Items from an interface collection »
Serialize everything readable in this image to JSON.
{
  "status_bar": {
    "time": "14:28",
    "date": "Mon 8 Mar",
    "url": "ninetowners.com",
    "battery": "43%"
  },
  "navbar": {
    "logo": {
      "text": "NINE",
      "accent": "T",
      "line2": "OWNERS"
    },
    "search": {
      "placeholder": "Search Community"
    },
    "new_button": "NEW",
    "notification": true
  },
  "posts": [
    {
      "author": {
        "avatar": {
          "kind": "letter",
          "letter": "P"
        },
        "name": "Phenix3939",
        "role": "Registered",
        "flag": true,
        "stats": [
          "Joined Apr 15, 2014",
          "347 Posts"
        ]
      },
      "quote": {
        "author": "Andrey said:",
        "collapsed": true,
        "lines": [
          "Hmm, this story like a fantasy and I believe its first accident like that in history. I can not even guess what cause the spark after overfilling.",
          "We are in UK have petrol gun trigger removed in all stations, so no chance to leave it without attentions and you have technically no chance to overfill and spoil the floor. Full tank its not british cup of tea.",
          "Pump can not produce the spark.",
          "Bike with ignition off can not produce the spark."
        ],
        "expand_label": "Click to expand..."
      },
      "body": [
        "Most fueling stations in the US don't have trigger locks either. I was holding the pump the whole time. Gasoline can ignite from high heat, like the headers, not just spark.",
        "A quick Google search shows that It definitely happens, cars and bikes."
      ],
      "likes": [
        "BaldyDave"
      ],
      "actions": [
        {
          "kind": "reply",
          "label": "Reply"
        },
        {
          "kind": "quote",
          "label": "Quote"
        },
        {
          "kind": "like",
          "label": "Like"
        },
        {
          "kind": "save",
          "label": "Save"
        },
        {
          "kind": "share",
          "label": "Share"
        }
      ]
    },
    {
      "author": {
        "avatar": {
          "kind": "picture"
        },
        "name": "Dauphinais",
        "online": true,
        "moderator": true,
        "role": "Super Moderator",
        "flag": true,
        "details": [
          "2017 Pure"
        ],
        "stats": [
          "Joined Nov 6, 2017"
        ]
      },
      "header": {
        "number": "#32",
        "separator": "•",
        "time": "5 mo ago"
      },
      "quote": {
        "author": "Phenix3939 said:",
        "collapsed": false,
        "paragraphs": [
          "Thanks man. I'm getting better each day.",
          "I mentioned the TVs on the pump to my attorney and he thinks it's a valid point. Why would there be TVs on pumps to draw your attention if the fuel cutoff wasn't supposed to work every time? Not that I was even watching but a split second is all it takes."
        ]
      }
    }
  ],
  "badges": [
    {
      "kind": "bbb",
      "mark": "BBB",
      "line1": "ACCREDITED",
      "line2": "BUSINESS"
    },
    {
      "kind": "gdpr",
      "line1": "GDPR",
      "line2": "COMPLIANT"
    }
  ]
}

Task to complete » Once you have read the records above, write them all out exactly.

Written solution »
Serialize everything readable in this image to JSON.
{
  "status_bar": {
    "time": "14:28",
    "date": "Mon 8 Mar",
    "url": "ninetowners.com",
    "battery": "43%"
  },
  "navbar": {
    "logo": {
      "text": "NINE",
      "accent": "T",
      "line2": "OWNERS"
    },
    "search": {
      "placeholder": "Search Community"
    },
    "new_button": "NEW",
    "notification": true
  },
  "posts": [
    {
      "author": {
        "avatar": {
          "kind": "letter",
          "letter": "P"
        },
        "name": "Phenix3939",
        "role": "Registered",
        "flag": true,
        "stats": [
          "Joined Apr 15, 2014",
          "347 Posts"
        ]
      },
      "quote": {
        "author": "Andrey said:",
        "collapsed": true,
        "lines": [
          "Hmm, this story like a fantasy and I believe its first accident like that in history. I can not even guess what cause the spark after overfilling.",
          "We are in UK have petrol gun trigger removed in all stations, so no chance to leave it without attentions and you have technically no chance to overfill and spoil the floor. Full tank its not british cup of tea.",
          "Pump can not produce the spark.",
          "Bike with ignition off can not produce the spark."
        ],
        "expand_label": "Click to expand..."
      },
      "body": [
        "Most fueling stations in the US don't have trigger locks either. I was holding the pump the whole time. Gasoline can ignite from high heat, like the headers, not just spark.",
        "A quick Google search shows that It definitely happens, cars and bikes."
      ],
      "likes": [
        "BaldyDave"
      ],
      "actions": [
        {
          "kind": "reply",
          "label": "Reply"
        },
        {
          "kind": "quote",
          "label": "Quote"
        },
        {
          "kind": "like",
          "label": "Like"
        },
        {
          "kind": "save",
          "label": "Save"
        },
        {
          "kind": "share",
          "label": "Share"
        }
      ]
    },
    {
      "author": {
        "avatar": {
          "kind": "picture"
        },
        "name": "Dauphinais",
        "online": true,
        "moderator": true,
        "role": "Super Moderator",
        "flag": true,
        "details": [
          "2017 Pure"
        ],
        "stats": [
          "Joined Nov 6, 2017"
        ]
      },
      "header": {
        "number": "#32",
        "separator": "•",
        "time": "5 mo ago"
      },
      "quote": {
        "author": "Phenix3939 said:",
        "collapsed": false,
        "paragraphs": [
          "Thanks man. I'm getting better each day.",
          "I mentioned the TVs on the pump to my attorney and he thinks it's a valid point. Why would there be TVs on pumps to draw your attention if the fuel cutoff wasn't supposed to work every time? Not that I was even watching but a split second is all it takes."
        ]
      }
    }
  ],
  "badges": [
    {
      "kind": "bbb",
      "mark": "BBB",
      "line1": "ACCREDITED",
      "line2": "BUSINESS"
    },
    {
      "kind": "gdpr",
      "line1": "GDPR",
      "line2": "COMPLIANT"
    }
  ]
}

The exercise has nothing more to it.